Jesus the poet

We are invited to bring the rich resources of our senses and imaginations into the realm of faith.
August 31, 2021
(Source illustration by Olga_Z / iStock / Getty)

I know the Jesus who commands us to love our neighbors, feed the hungry, take up our crosses, and lay down our lives. But there’s another Jesus I don’t know as well. He’s a Jesus I often find baffling in my frenzied, overscheduled life.

He’s the Jesus who stands on a hilltop and invites us to “consider the lilies” and “behold the birds.” The Jesus who offers his followers a balm for anxiety in the profusion of wildflowers and the antics of sparrows. He is Jesus the poet, the artist, the naturalist, the contemplative. The man who, according to Luke’s Gospel, “often slipped away to the wilderness to pray.” The man who woke up before sunrise to climb mountains; who cherished seashores, gardens, deserts, and “secluded places”; who paid exquisite attention to beauty.
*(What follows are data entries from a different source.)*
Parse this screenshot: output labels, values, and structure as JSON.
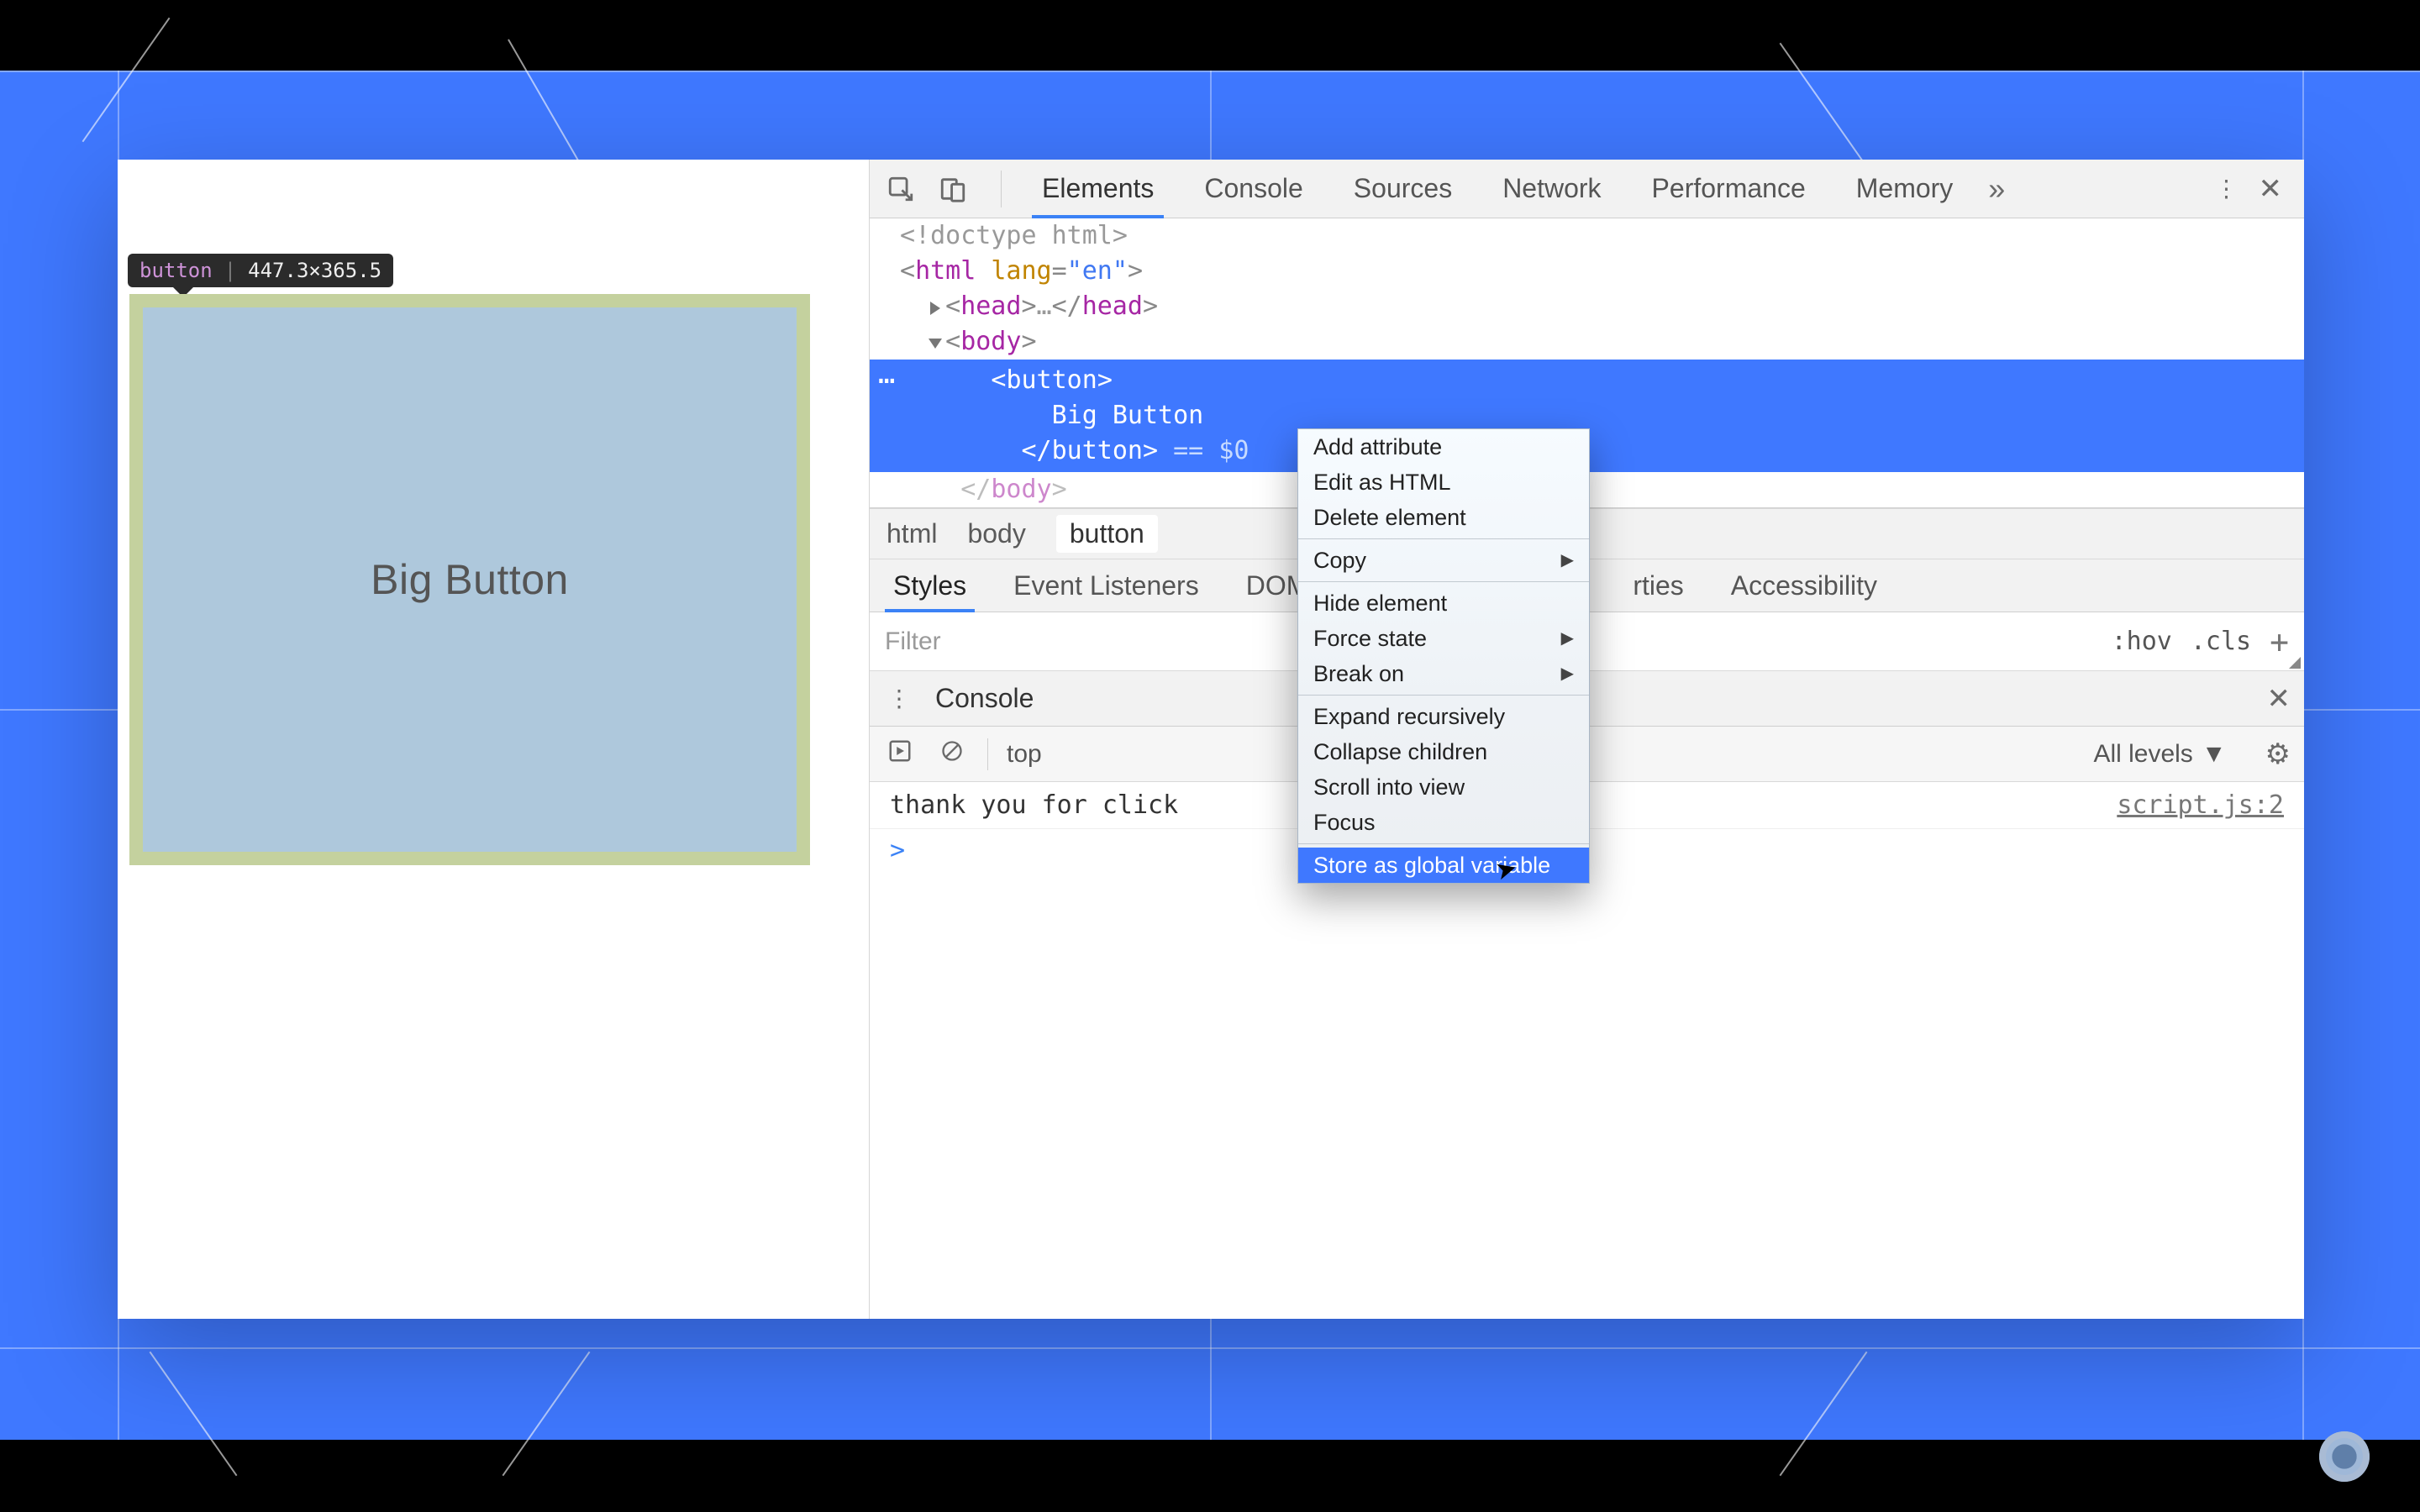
{
  "tooltip": {
    "tag": "button",
    "dims": "447.3×365.5"
  },
  "page": {
    "button_label": "Big Button"
  },
  "toolbar": {
    "tabs": [
      "Elements",
      "Console",
      "Sources",
      "Network",
      "Performance",
      "Memory"
    ],
    "active_tab_index": 0
  },
  "dom": {
    "l0": "<!doctype html>",
    "l1_open": "<",
    "l1_tag": "html",
    "l1_attr": " lang",
    "l1_eq": "=",
    "l1_val": "\"en\"",
    "l1_close": ">",
    "l2_open": "<",
    "l2_tag": "head",
    "l2_close": ">",
    "l2_dots": "…",
    "l2_endopen": "</",
    "l2_endtag": "head",
    "l2_endclose": ">",
    "l3_open": "<",
    "l3_tag": "body",
    "l3_close": ">",
    "sel_open": "<",
    "sel_tag": "button",
    "sel_close": ">",
    "sel_text": "Big Button",
    "sel_endopen": "</",
    "sel_endtag": "button",
    "sel_endclose": ">",
    "sel_eq": " == ",
    "sel_zero": "$0",
    "l5_open": "</",
    "l5_tag": "body",
    "l5_close": ">"
  },
  "breadcrumbs": {
    "a": "html",
    "b": "body",
    "c": "button"
  },
  "subtabs": {
    "styles": "Styles",
    "listeners": "Event Listeners",
    "dom_bp": "DOM Breakpoints",
    "properties_suffix": "rties",
    "accessibility": "Accessibility"
  },
  "filter": {
    "placeholder": "Filter",
    "hov": ":hov",
    "cls": ".cls"
  },
  "console": {
    "title": "Console",
    "context": "top",
    "levels": "All levels",
    "log_text": "thank you for click",
    "log_src": "script.js:2",
    "prompt": ">"
  },
  "context_menu": {
    "items": [
      {
        "label": "Add attribute",
        "sub": false
      },
      {
        "label": "Edit as HTML",
        "sub": false
      },
      {
        "label": "Delete element",
        "sub": false
      },
      {
        "sep": true
      },
      {
        "label": "Copy",
        "sub": true
      },
      {
        "sep": true
      },
      {
        "label": "Hide element",
        "sub": false
      },
      {
        "label": "Force state",
        "sub": true
      },
      {
        "label": "Break on",
        "sub": true
      },
      {
        "sep": true
      },
      {
        "label": "Expand recursively",
        "sub": false
      },
      {
        "label": "Collapse children",
        "sub": false
      },
      {
        "label": "Scroll into view",
        "sub": false
      },
      {
        "label": "Focus",
        "sub": false
      },
      {
        "sep": true
      },
      {
        "label": "Store as global variable",
        "sub": false,
        "highlight": true
      }
    ]
  }
}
How well do we know him?

I grew up in a religious community that didn’t put much stock in “considering” and “beholding” loveliness. Which is to say, we didn’t put much stock in sensory experience; we actively distrusted it. Ours was not a religion of nature, beauty, crea­tivity, art, or the imagination. It was a religion of unadorned belief. Bare walls, bare worship.

The point of our austerity was to keep us focused on what really mattered: our creeds and confessions. Those alone would keep us holy in a sinful, fallen world.
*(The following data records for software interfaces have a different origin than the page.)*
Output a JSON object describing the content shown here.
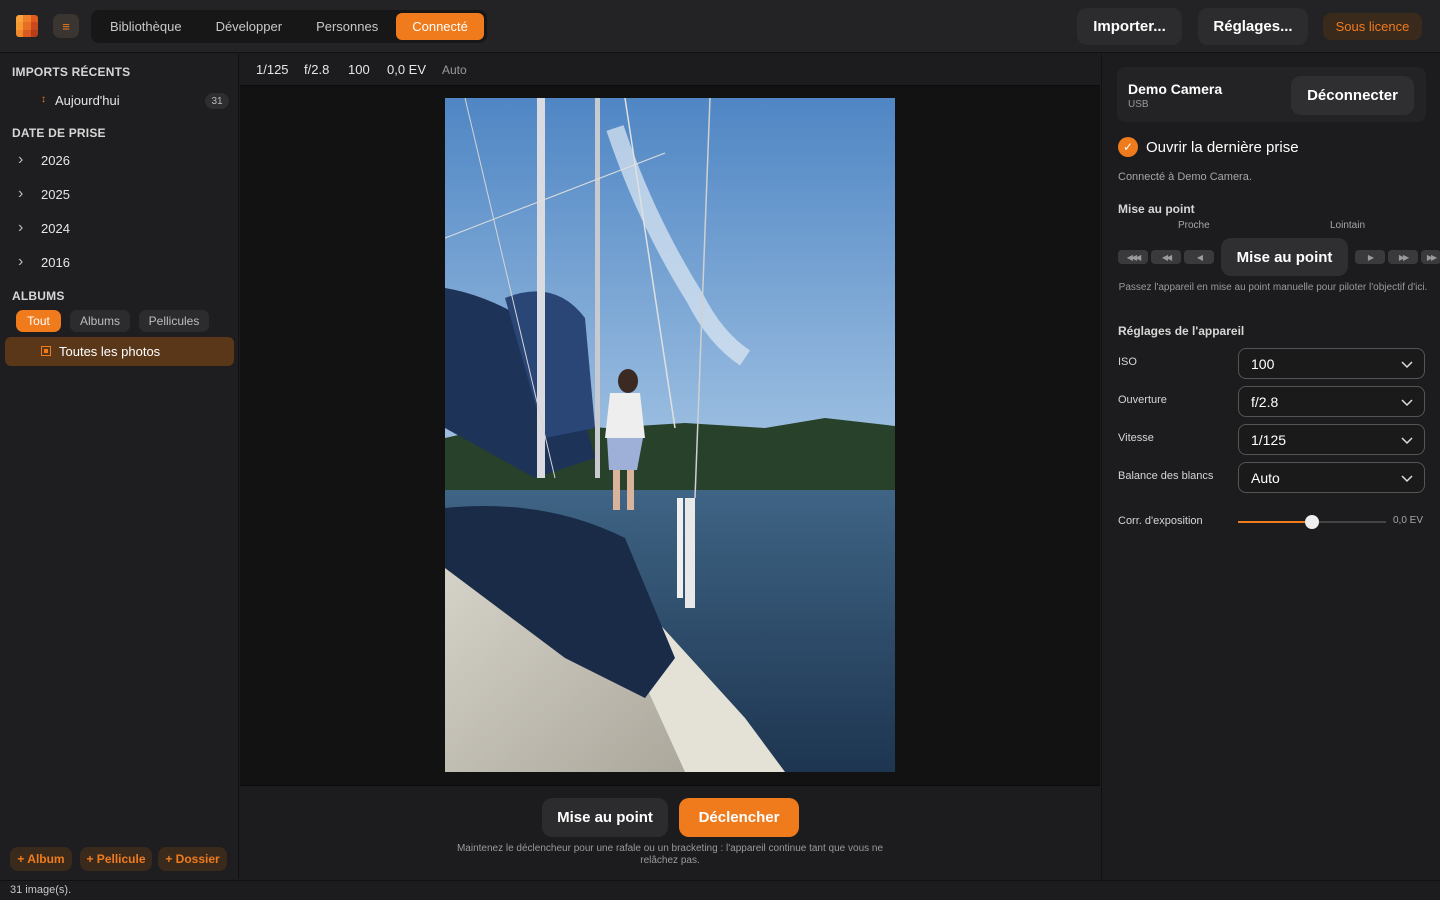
{
  "topbar": {
    "nav_tabs": [
      "Bibliothèque",
      "Développer",
      "Personnes",
      "Connecté"
    ],
    "active_tab": "Connecté",
    "import_label": "Importer...",
    "settings_label": "Réglages...",
    "license_label": "Sous licence"
  },
  "sidebar": {
    "recent_title": "IMPORTS RÉCENTS",
    "recent_item": {
      "label": "Aujourd'hui",
      "count": "31"
    },
    "date_title": "DATE DE PRISE",
    "years": [
      "2026",
      "2025",
      "2024",
      "2016"
    ],
    "albums_title": "ALBUMS",
    "album_filters": [
      "Tout",
      "Albums",
      "Pellicules"
    ],
    "selected_album": "Toutes les photos",
    "add_album": "+ Album",
    "add_roll": "+ Pellicule",
    "add_folder": "+ Dossier"
  },
  "infobar": {
    "shutter": "1/125",
    "aperture": "f/2.8",
    "iso": "100",
    "ev": "0,0 EV",
    "wb": "Auto"
  },
  "capture": {
    "focus_label": "Mise au point",
    "shutter_label": "Déclencher",
    "hint": "Maintenez le déclencheur pour une rafale ou un bracketing : l'appareil continue tant que vous ne relâchez pas."
  },
  "camera": {
    "name": "Demo Camera",
    "connection": "USB",
    "disconnect_label": "Déconnecter",
    "open_last_label": "Ouvrir la dernière prise",
    "status": "Connecté à Demo Camera.",
    "focus_title": "Mise au point",
    "near_label": "Proche",
    "far_label": "Lointain",
    "focus_button": "Mise au point",
    "focus_hint": "Passez l'appareil en mise au point manuelle pour piloter l'objectif d'ici.",
    "settings_title": "Réglages de l'appareil",
    "settings": [
      {
        "label": "ISO",
        "value": "100"
      },
      {
        "label": "Ouverture",
        "value": "f/2.8"
      },
      {
        "label": "Vitesse",
        "value": "1/125"
      },
      {
        "label": "Balance des blancs",
        "value": "Auto"
      }
    ],
    "exposure_label": "Corr. d'exposition",
    "exposure_value": "0,0 EV",
    "exposure_fraction": 0.5
  },
  "statusbar": {
    "text": "31 image(s)."
  },
  "colors": {
    "accent": "#f07b1c",
    "background": "#1c1c1e",
    "photo_viewer": "#121213"
  }
}
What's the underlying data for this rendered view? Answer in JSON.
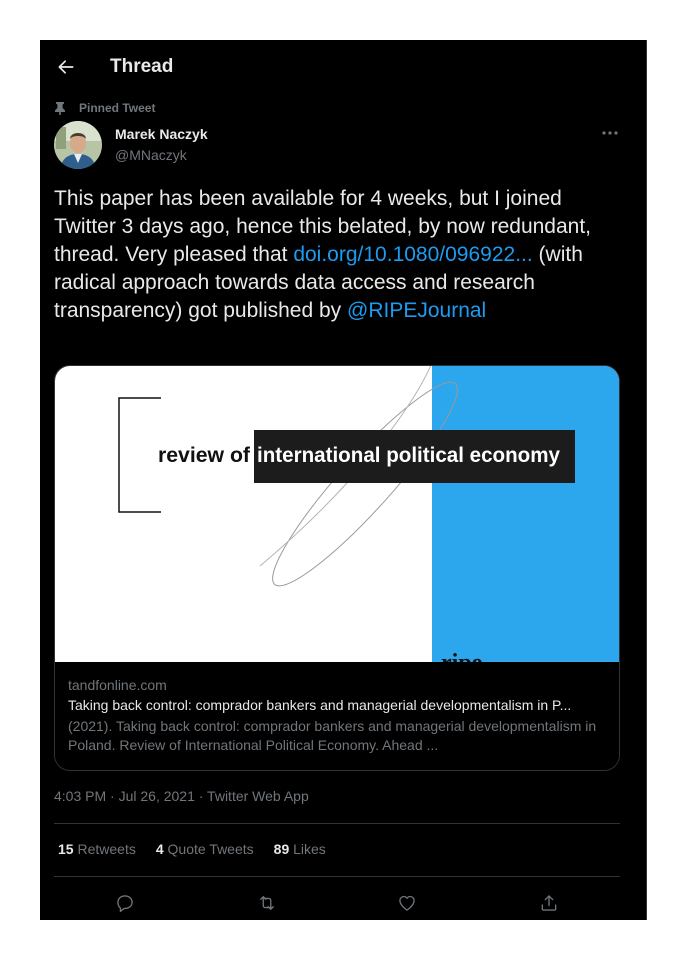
{
  "header": {
    "title": "Thread"
  },
  "pinned": {
    "label": "Pinned Tweet"
  },
  "author": {
    "name": "Marek Naczyk",
    "handle": "@MNaczyk"
  },
  "tweet": {
    "text_part1": "This paper has been available for 4 weeks, but I joined Twitter 3 days ago, hence this belated, by now redundant, thread. Very pleased that ",
    "link_doi": "doi.org/10.1080/096922...",
    "text_part2": " (with radical approach towards data access and research transparency) got published by ",
    "mention": "@RIPEJournal"
  },
  "card": {
    "image_text_prefix": "review of",
    "image_text_highlight": "international political economy",
    "image_text_logo": "ripe",
    "domain": "tandfonline.com",
    "title": "Taking back control: comprador bankers and managerial developmentalism in P...",
    "description": "(2021). Taking back control: comprador bankers and managerial developmentalism in Poland. Review of International Political Economy. Ahead ..."
  },
  "meta": {
    "timestamp": "4:03 PM · Jul 26, 2021 · Twitter Web App"
  },
  "stats": {
    "retweets_count": "15",
    "retweets_label": "Retweets",
    "quotes_count": "4",
    "quotes_label": "Quote Tweets",
    "likes_count": "89",
    "likes_label": "Likes"
  },
  "icons": {
    "back": "arrow-left-icon",
    "pin": "pin-icon",
    "more": "more-icon",
    "reply": "reply-icon",
    "retweet": "retweet-icon",
    "like": "heart-icon",
    "share": "share-icon"
  },
  "colors": {
    "background": "#000000",
    "text": "#e7e9ea",
    "secondary": "#71767b",
    "accent": "#1d9bf0",
    "border": "#2f3336",
    "card_blue": "#2ca6ec"
  }
}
But even as a child, I didn’t understand why so much of what I loved about the world—the complexity of nature, the artistry of the written word, the gifts of the human imagination—had no place in church, no connection to the sacred. Why was it that from Monday through Saturday, I could revel in a star-studded sky, a lake at dawn, a finely crafted sentence, or the softness of freshly baked bread, but I could never experience such wonder in connection to God? Why were my senses suspect, my imagination idolatrous? Why did God create a universe bursting with color and sound, light and shadow, taste and texture, if I wasn’t supposed to relish God’s cosmic cathedral in worship?

Nowadays, the barrier to my relishing is no longer theologi­cal; it’s practical and mundane. I’m too busy running around to even see the lilies and the birds, much less honor them with my presence and awareness. Too often, God’s cathedral is the mere backdrop I race past. In the craziness of contemporary life, I forget that Jesus commands us to foreground what we often ignore—to bring the rich resources of our senses and imagination into the realm of faith, because all of God’s good earth is sanctuary, and the lilies and birds have something to teach us about peace. This is a resounding call to pay attention, which is as good a definition of prayer as I hope to find.
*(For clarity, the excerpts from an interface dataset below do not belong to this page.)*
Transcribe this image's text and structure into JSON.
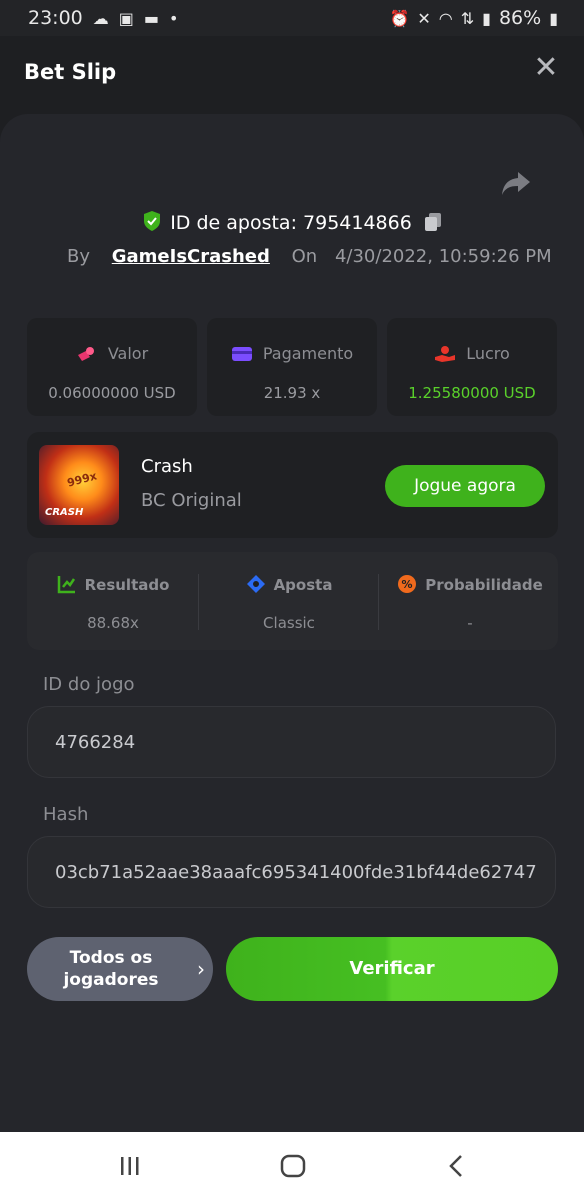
{
  "status_bar": {
    "time": "23:00",
    "battery": "86%",
    "icons_left": [
      "cloud-icon",
      "image-icon",
      "chat-icon",
      "dot-icon"
    ],
    "icons_right": [
      "alarm-icon",
      "mute-icon",
      "wifi-icon",
      "network-icon",
      "signal-icon",
      "battery-icon"
    ]
  },
  "header": {
    "title": "Bet Slip"
  },
  "bet": {
    "id_text": "ID de aposta: 795414866",
    "by_label": "By",
    "user": "GameIsCrashed",
    "on_label": "On",
    "datetime": "4/30/2022, 10:59:26 PM"
  },
  "stats": [
    {
      "label": "Valor",
      "value": "0.06000000 USD",
      "icon": "coins-icon"
    },
    {
      "label": "Pagamento",
      "value": "21.93 x",
      "icon": "wallet-icon"
    },
    {
      "label": "Lucro",
      "value": "1.25580000 USD",
      "icon": "profit-hand-icon",
      "color": "#5ad12b"
    }
  ],
  "game": {
    "name": "Crash",
    "subtitle": "BC Original",
    "thumb_multiplier": "999x",
    "thumb_label": "CRASH",
    "play_label": "Jogue agora"
  },
  "result": [
    {
      "label": "Resultado",
      "value": "88.68x",
      "icon": "chart-check-icon"
    },
    {
      "label": "Aposta",
      "value": "Classic",
      "icon": "diamond-icon"
    },
    {
      "label": "Probabilidade",
      "value": "-",
      "icon": "percent-icon"
    }
  ],
  "fields": {
    "game_id_label": "ID do jogo",
    "game_id_value": "4766284",
    "hash_label": "Hash",
    "hash_value": "03cb71a52aae38aaafc695341400fde31bf44de62747"
  },
  "actions": {
    "all_players": "Todos os jogadores",
    "verify": "Verificar"
  },
  "colors": {
    "accent_green": "#3fb21c",
    "profit_green": "#5ad12b",
    "background": "#1e1f22"
  }
}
The call is everywhere in scripture. It’s in Genesis, where God commissions Adam and Eve to become co-artists and co-makers, drawing out the loveliness in God’s “very good” crea­tion. It’s in the story of the liberated Israelites, who pour their talents into building God’s house according to a divine design. It’s in the poetry of the psalmists and the prophets, who instruct us to worship God in the beauty of holiness—in a thundering waterfall, a still pool of water, the movement of the planets, the deep silence after a storm. It’s in the very being of Jesus, who soaks in the waters of baptism, basks in perfumed oil running between his toes, tastes tears at Lazarus’s grave, and offers his physical scars to his disbelieving disciples: “Touch me and see.”

Jesus asks us to consider the lilies and behold the birds because every experience we have of the holy is grounded in the physical world we live in, the bodies we inhabit. God calls us to live an integrated life, a life in which our words and our worlds, our beliefs and our bodies, our creed and God’s crea­tion infuse, enrich, mirror, and reinforce each other.

This integration isn’t Christianity’s side dish; it’s the main course. It’s why we’re here: to notice, to reflect, to repair, and to multiply beauty. To be co-makers, because “when we make,” says artist Makoto Fujimura, “we invite the abundance of God’s world into the reality of scarcity all around us.”    

But we can’t do this if we keep our faith lives tethered to abstractions, if we live a Christianity of the mind. Our faith is meant to be glimpsed, grasped, tasted, smelled, swallowed, and savored.

So I’m learning these days to cultivate a belief akin to Wendell Berry’s, who tells us that “there are no unsacred places; there are only sacred places and desecrated places.” A belief that honors St. Benedict’s conviction that God is alive in the details, present in the concrete realities of everyday life, such that every tool, every utensil we take up can be considered sacred. A belief that affirms Barbara Brown Taylor’s sense that our world is “so thick with divine possibility that it is a wonder we can walk anywhere without cracking our shins on altars.”

In the end, the Jesus who asks us to “consider” and “behold” is the same Jesus who asks us to seek justice, healing, wholeness, and liberty for this pain-filled world. Why? Because it’s only when we know how to apprehend and honor the beautiful that we’ll respond appropriately when the beautiful is mistreated, diminished, denied, or destroyed. We won’t protect what we don’t love or respect what we don’t notice. So consider the lilies. Behold the birds. They are the poems of God.